Cormac’s view: We must unite for the future of pharmacy

Our managing director Cormac Tobin share’s his view on pharmacy leadership

After all the political turmoil of the last few weeks, a new Prime Minister has taken up residence in Downing Street and, although Jeremy Hunt remains as Secretary of State for Health, we have a new Minister with responsibility for pharmacy, David Mowat MP.

So, will this change signal a new era for pharmacy?

The last few months have seen countless headlines about queues at GP surgeries, closed A&E departments, a NHS on the brink of collapse.  Surely it’s a no-brainer for even someone with a basic knowledge to see that a cost effective solution to alleviating pressure on the health service lies with pharmacy?  Directing patients with minor ailments to community pharmacies, working with pharmacists to improve adherence and therefore preventing costly unnecessary emergency admissions to hospital, this is how we demonstrate the vital role community pharmacy has to play in public health. Surely then, investment in pharmacy would pay for itself several times over?
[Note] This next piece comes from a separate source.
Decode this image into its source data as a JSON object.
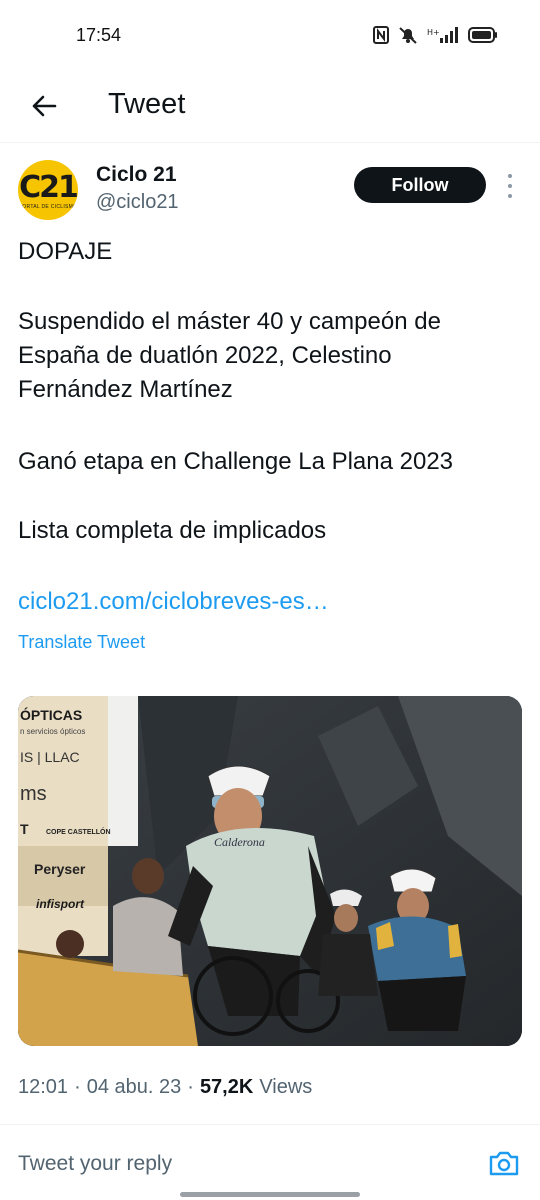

Community Pharmacy is a vital resource to the NHS, especially at a time when it is facing increasing demands.  Yet there is a failure to recognise the considerable value, expertise and potential that the extensive network of community pharmacies can deliver, they are valuable social assets within their communities.
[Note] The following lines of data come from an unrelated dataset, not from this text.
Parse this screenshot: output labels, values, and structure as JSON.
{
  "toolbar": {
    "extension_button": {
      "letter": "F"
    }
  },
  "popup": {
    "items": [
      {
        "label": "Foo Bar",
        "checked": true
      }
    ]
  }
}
We know that patients are on our side – the 2 million signatory petition to parliament speaks for itself.  So why do politicians and civil servants fail to recognise our role in improving the health and wellbeing of the population?  We keep blaming those in power, but can it be, dare I say, that the problem could lie with us?

Was it Albert Einstein that said: “The definition of insanity is doing the same thing over and over again, but expecting different results”?

We can change only our behaviour, not that of those around us. So what are we going to do differently to achieve a different result?

We need to present ourselves consistently and coherently with clear messages. We need to demonstrate the value of the nationally commissioned services we provide to our customers and patients.  It’s not about how we view individual businesses within our industry, it’s about working together as a sector for community pharmacy, to achieve the best for patients.  It’s about offering compelling reasons for the NHS to recognise our sector as a willing and able partner in achieving a health care strategy for our nation. It is about being seen as a sector that is willing to transform to meet the needs of patients, our paymasters and commissioners.

Now is the time to unite and work together collaboratively.  Only when we are unified, will the government and the NHS see us as a profession and sector that can deliver a consistent and relevant solution.  Only when we are united will we be in a position to deliver.

One thing is certain: community pharmacy needs strong representation and leadership to ensure that it achieves its full potential.

 

Cormac